Renovating Minnesota's historic buildings may become too expensive if tax credit ends
The Minnesota Historic Structure Rehabilitation Tax Credit is competing with veterans, public safety and housing advocates for a slice of the $88 million pie.
MOORHEAD, Minn. — For more than 10 years, people have been breathing new life into old buildings across Minnesota with the help of a state tax credit.
As legislators work to finish the next two-year budget, some developers believe the restoration process will become too expensive to carry out if the credit is not funded.
Developer and architect Kevin Bartram has used the state and federal historic building tax credits to revitalize several older structures in Moorhead and Fergus Falls.
Bartram, the president of MBA Architects of Fargo, said he used the Minnesota Historic Structure Rehabilitation Tax Credit for the Simon Warehouse Lofts on Center Avenue in Moorhead . The 1920s building was once the site of the largest potato storage facility west of Chicago.
He also used the state and federal credits to redevelop two buildings on the site of the former state mental hospital in Fergus Falls, also called the Kirkbride, where many of the structures are about 100 years old. There, he transformed what are called the Red Brick buildings into 13- and 18-unit apartment structures.
If the state credit isn't funded again, he said, a planned 36-unit apartment project on the grounds won't be done unless his application is approved before the program would expire on June 30. Many of the buildings at the Kirkbride have been vacant for about 15 years.

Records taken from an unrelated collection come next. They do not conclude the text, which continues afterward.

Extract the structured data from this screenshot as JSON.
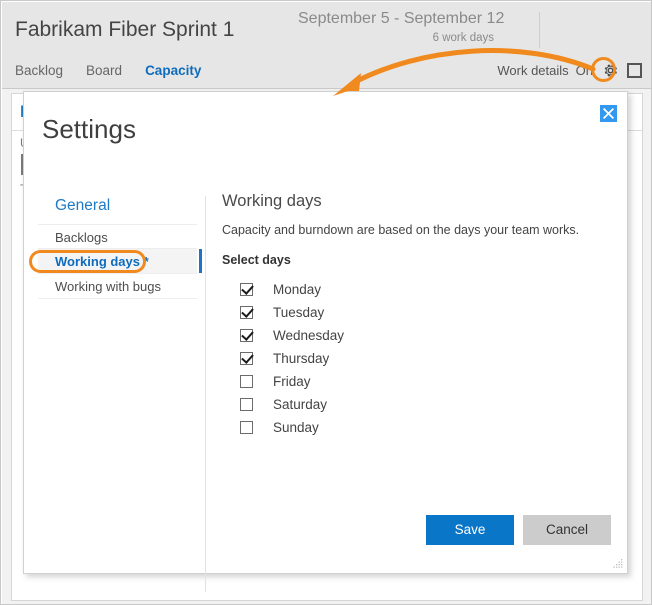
{
  "app": {
    "sprint_title": "Fabrikam Fiber Sprint 1",
    "date_range": "September 5 - September 12",
    "work_days": "6 work days",
    "tabs": [
      {
        "label": "Backlog",
        "active": false
      },
      {
        "label": "Board",
        "active": false
      },
      {
        "label": "Capacity",
        "active": true
      }
    ],
    "work_details_label": "Work details",
    "work_details_state": "On",
    "gear_icon": "gear-icon",
    "expand_icon": "fullscreen-icon",
    "background": {
      "heading": "F",
      "sub_text_1": "U",
      "sub_text_2": "T"
    }
  },
  "dialog": {
    "title": "Settings",
    "close_icon": "close-icon",
    "nav": {
      "group_title": "General",
      "items": [
        {
          "label": "Backlogs",
          "selected": false
        },
        {
          "label": "Working days *",
          "selected": true
        },
        {
          "label": "Working with bugs",
          "selected": false
        }
      ]
    },
    "content": {
      "title": "Working days",
      "description": "Capacity and burndown are based on the days your team works.",
      "subhead": "Select days",
      "days": [
        {
          "label": "Monday",
          "checked": true
        },
        {
          "label": "Tuesday",
          "checked": true
        },
        {
          "label": "Wednesday",
          "checked": true
        },
        {
          "label": "Thursday",
          "checked": true
        },
        {
          "label": "Friday",
          "checked": false
        },
        {
          "label": "Saturday",
          "checked": false
        },
        {
          "label": "Sunday",
          "checked": false
        }
      ]
    },
    "buttons": {
      "save": "Save",
      "cancel": "Cancel"
    },
    "resize_grip_icon": "resize-grip-icon"
  },
  "annotations": {
    "arrow_color": "#f08a1e",
    "gear_highlight": "circle-highlight",
    "nav_item_highlight": "rounded-rect-highlight"
  },
  "colors": {
    "accent_blue": "#0f6cbd",
    "primary_button": "#0a76c8",
    "annotation_orange": "#f08a1e",
    "header_bg": "#e6e6e6",
    "close_button": "#3399f0"
  }
}
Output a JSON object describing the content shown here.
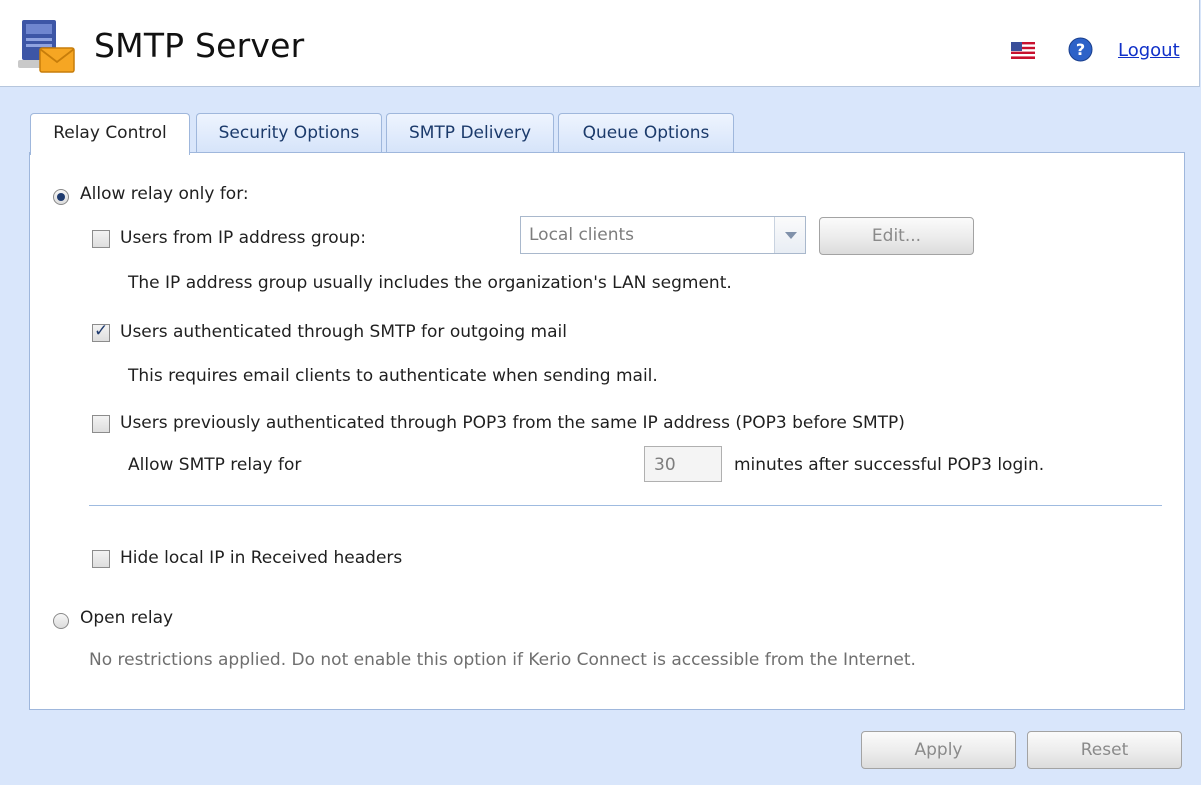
{
  "header": {
    "title": "SMTP Server",
    "logout_label": "Logout",
    "icons": [
      "smtp-server-icon",
      "us-flag-icon",
      "help-icon"
    ]
  },
  "tabs": [
    {
      "label": "Relay Control",
      "active": true
    },
    {
      "label": "Security Options",
      "active": false
    },
    {
      "label": "SMTP Delivery",
      "active": false
    },
    {
      "label": "Queue Options",
      "active": false
    }
  ],
  "relay": {
    "allow_only_label": "Allow relay only for:",
    "allow_only_selected": true,
    "ip_group": {
      "label": "Users from IP address group:",
      "checked": false,
      "selected_group": "Local clients",
      "edit_label": "Edit...",
      "description": "The IP address group usually includes the organization's LAN segment."
    },
    "smtp_auth": {
      "label": "Users authenticated through SMTP for outgoing mail",
      "checked": true,
      "description": "This requires email clients to authenticate when sending mail."
    },
    "pop3": {
      "label": "Users previously authenticated through POP3 from the same IP address (POP3 before SMTP)",
      "checked": false,
      "allow_prefix": "Allow SMTP relay for",
      "minutes": "30",
      "allow_suffix": "minutes after successful POP3 login."
    },
    "hide_ip": {
      "label": "Hide local IP in Received headers",
      "checked": false
    },
    "open_relay": {
      "label": "Open relay",
      "selected": false,
      "description": "No restrictions applied. Do not enable this option if Kerio Connect is accessible from the Internet."
    }
  },
  "footer": {
    "apply_label": "Apply",
    "reset_label": "Reset"
  },
  "colors": {
    "background": "#d9e6fb",
    "link": "#1030c8",
    "tab_border": "#9fb7dc"
  }
}
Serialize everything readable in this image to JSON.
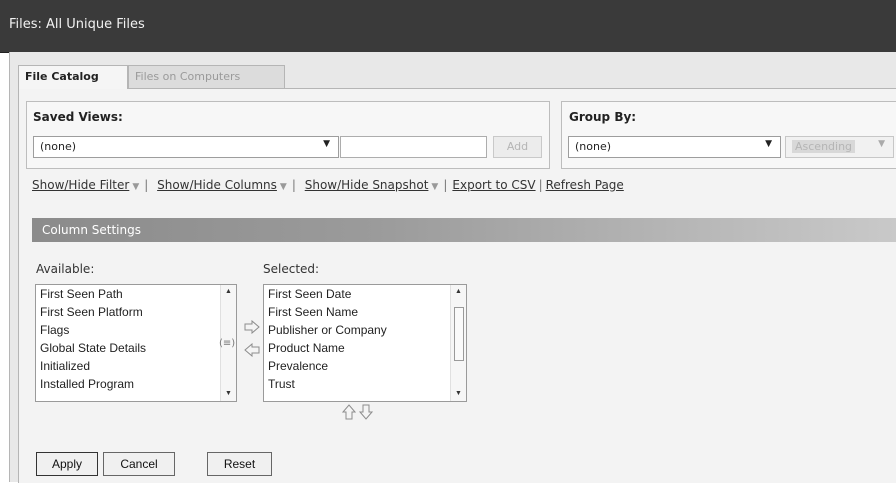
{
  "window": {
    "title": "Files: All Unique Files"
  },
  "tabs": [
    {
      "label": "File Catalog",
      "active": true
    },
    {
      "label": "Files on Computers",
      "active": false
    }
  ],
  "saved_views": {
    "title": "Saved Views:",
    "selected": "(none)",
    "name_value": "",
    "add_label": "Add"
  },
  "group_by": {
    "title": "Group By:",
    "selected": "(none)",
    "order": "Ascending"
  },
  "links": {
    "show_hide_filter": "Show/Hide Filter",
    "show_hide_columns": "Show/Hide Columns",
    "show_hide_snapshot": "Show/Hide Snapshot",
    "export_csv": "Export to CSV",
    "refresh_page": "Refresh Page"
  },
  "column_settings": {
    "title": "Column Settings",
    "available_label": "Available:",
    "selected_label": "Selected:",
    "available": [
      "First Seen Path",
      "First Seen Platform",
      "Flags",
      "Global State Details",
      "Initialized",
      "Installed Program"
    ],
    "selected": [
      "First Seen Date",
      "First Seen Name",
      "Publisher or Company",
      "Product Name",
      "Prevalence",
      "Trust"
    ]
  },
  "buttons": {
    "apply": "Apply",
    "cancel": "Cancel",
    "reset": "Reset"
  },
  "icons": {
    "dropdown": "chevron-down-icon",
    "move_right": "arrow-right-icon",
    "move_left": "arrow-left-icon",
    "move_up": "arrow-up-icon",
    "move_down": "arrow-down-icon"
  },
  "colors": {
    "titlebar": "#3a3a3a",
    "settings_bar": "#8b8b8b"
  }
}
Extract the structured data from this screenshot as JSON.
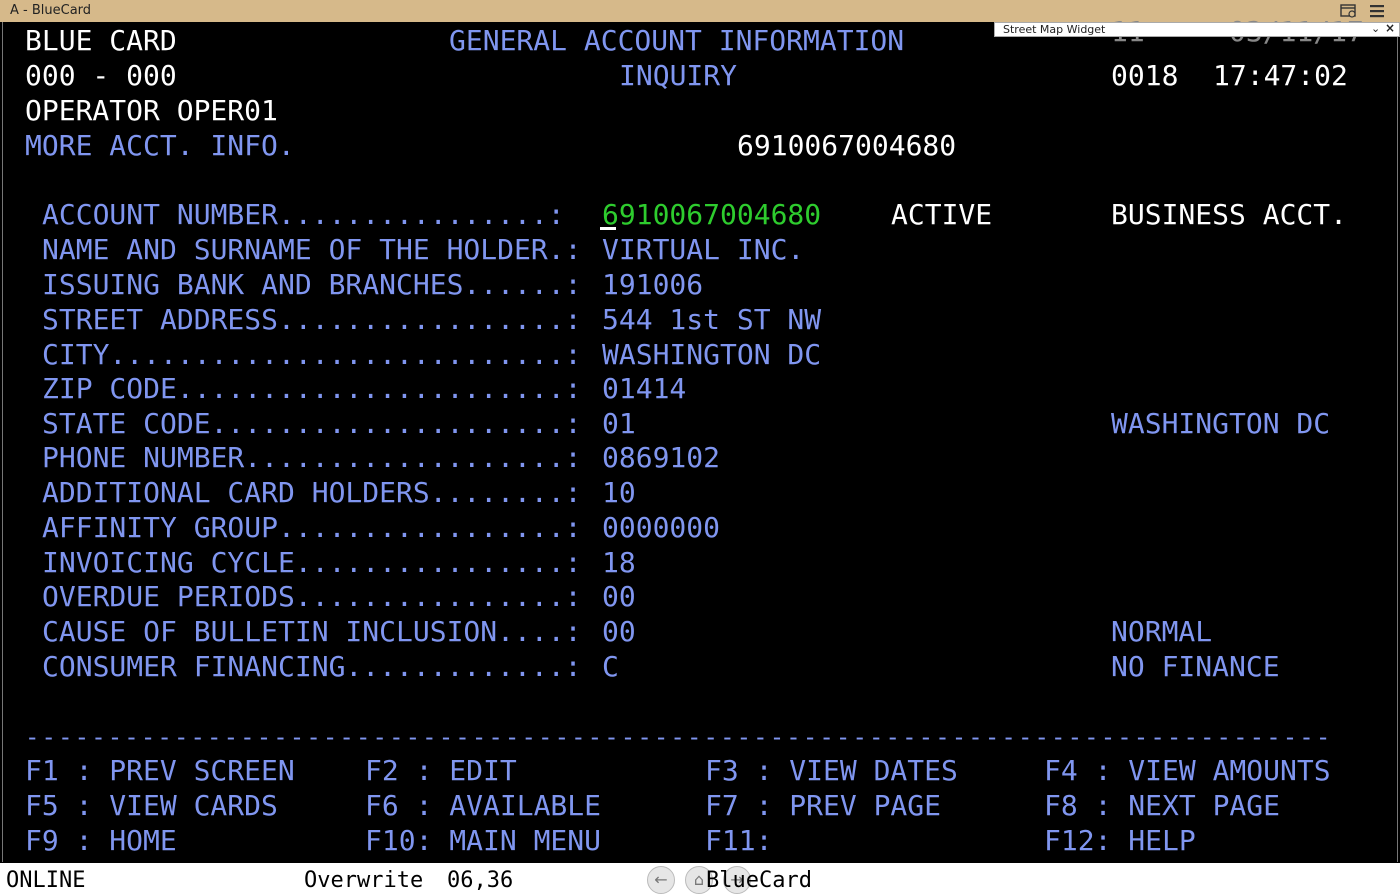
{
  "window": {
    "title": "A - BlueCard"
  },
  "widget": {
    "label": "Street Map Widget",
    "chevron": "⌄",
    "close": "×"
  },
  "header": {
    "app_name": "BLUE CARD",
    "title": "GENERAL ACCOUNT INFORMATION",
    "code": "000 - 000",
    "subtitle": "INQUIRY",
    "operator": "OPERATOR OPER01",
    "more_info": "MORE ACCT. INFO.",
    "account_ref": "6910067004680",
    "top_right_partial": "11     03/11/17",
    "terminal_id": "0018",
    "time": "17:47:02"
  },
  "fields": [
    {
      "label": "ACCOUNT NUMBER................: ",
      "value": "6910067004680",
      "extra": "ACTIVE",
      "right": "BUSINESS ACCT."
    },
    {
      "label": "NAME AND SURNAME OF THE HOLDER.: ",
      "value": "VIRTUAL INC.",
      "right": ""
    },
    {
      "label": "ISSUING BANK AND BRANCHES......: ",
      "value": "191006",
      "right": ""
    },
    {
      "label": "STREET ADDRESS.................: ",
      "value": "544 1st ST NW",
      "right": ""
    },
    {
      "label": "CITY...........................: ",
      "value": "WASHINGTON DC",
      "right": ""
    },
    {
      "label": "ZIP CODE.......................: ",
      "value": "01414",
      "right": ""
    },
    {
      "label": "STATE CODE.....................: ",
      "value": "01",
      "right": "WASHINGTON DC"
    },
    {
      "label": "PHONE NUMBER...................: ",
      "value": "0869102",
      "right": ""
    },
    {
      "label": "ADDITIONAL CARD HOLDERS........: ",
      "value": "10",
      "right": ""
    },
    {
      "label": "AFFINITY GROUP.................: ",
      "value": "0000000",
      "right": ""
    },
    {
      "label": "INVOICING CYCLE................: ",
      "value": "18",
      "right": ""
    },
    {
      "label": "OVERDUE PERIODS................: ",
      "value": "00",
      "right": ""
    },
    {
      "label": "CAUSE OF BULLETIN INCLUSION....: ",
      "value": "00",
      "right": "NORMAL"
    },
    {
      "label": "CONSUMER FINANCING.............: ",
      "value": "C",
      "right": "NO FINANCE"
    }
  ],
  "separator": "-------------------------------------------------------------------------------",
  "function_keys": [
    "F1 : PREV SCREEN",
    "F2 : EDIT",
    "F3 : VIEW DATES",
    "F4 : VIEW AMOUNTS",
    "F5 : VIEW CARDS",
    "F6 : AVAILABLE",
    "F7 : PREV PAGE",
    "F8 : NEXT PAGE",
    "F9 : HOME",
    "F10: MAIN MENU",
    "F11:",
    "F12: HELP"
  ],
  "status": {
    "mode": "ONLINE",
    "insert_mode": "Overwrite",
    "cursor_pos": "06,36",
    "session": "BlueCard"
  },
  "colors": {
    "title_bar": "#d6b98a",
    "label_blue": "#8096f0",
    "value_green": "#2ecc2e",
    "text_white": "#ffffff",
    "background": "#000000"
  }
}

"These older buildings just cost so much to remodel," Bartram said. "It can be more expensive than building new."
Only "historically significant" structures are eligible for the 20% state and 20% federal credits for the cost of the project, and Bartram said they aren't easy to obtain.
There's a three-part application, he said, and just because it's an older structure doesn't mean it qualifies. For example, he tried to get a credit for the old Moorhead Armory that he's remodeling into an events center , but he found old armory buildings are common, so it's not deemed "significant."
Erin Hanafin Berg, policy director for the nonprofit organization called Rethos, agreed the tax credits aren't often used because of the restrictions. In its 10-year lifetime, the state historic building tax credit was used on 140 projects, an average of about 14 a year.
However, she said, the credit was used across the state and seems to have a bigger return in Greater Minnesota, with a $16 gain for each dollar of the credit compared to $9.50 when counting the entire state.
"It can really give a new lease on life to areas of towns and spur new construction," Hanafin Berg said.
She said her group and others who work to revitalize older structures in Minnesota are making a major effort to see the credit extended.
One of the legislators who will have a say in the final decision is State Rep. Paul Marquart, D-Dilworth, who heads the House Taxes Committee.
He said the final decision is "up in the air," and the credit isn't ruled out until the budget is approved. That will likely happen during a special session in mid-June.
Marquart said they are negotiating with the Senate on the bill, but "there are a lot of big fish competing in a small pot" of $88 million. Those are the remaining funds from the $754 million tax relief spending target Gov. Tim Walz set with Senate and House leaders last week.
Most of the money will provide tax relief to businesses who received Paycheck Protection Program federal aid and help unemployed Minnesotans who won't have to pay state taxes on their first $10,200 in benefits they received last year.
Marquart said some of the "big fish" looking for a piece of the remaining $88 million are veterans, public safety and housing advocates. The funds may also be used to address other pandemic-related concerns.
The Dilworth legislator said the historic tax credit would cost $19.6 million in the coming two years, which he said would be a big chunk of the remaining money.
"That's why it's a reason for concern," he said. "I wish we had another $100 million to work with."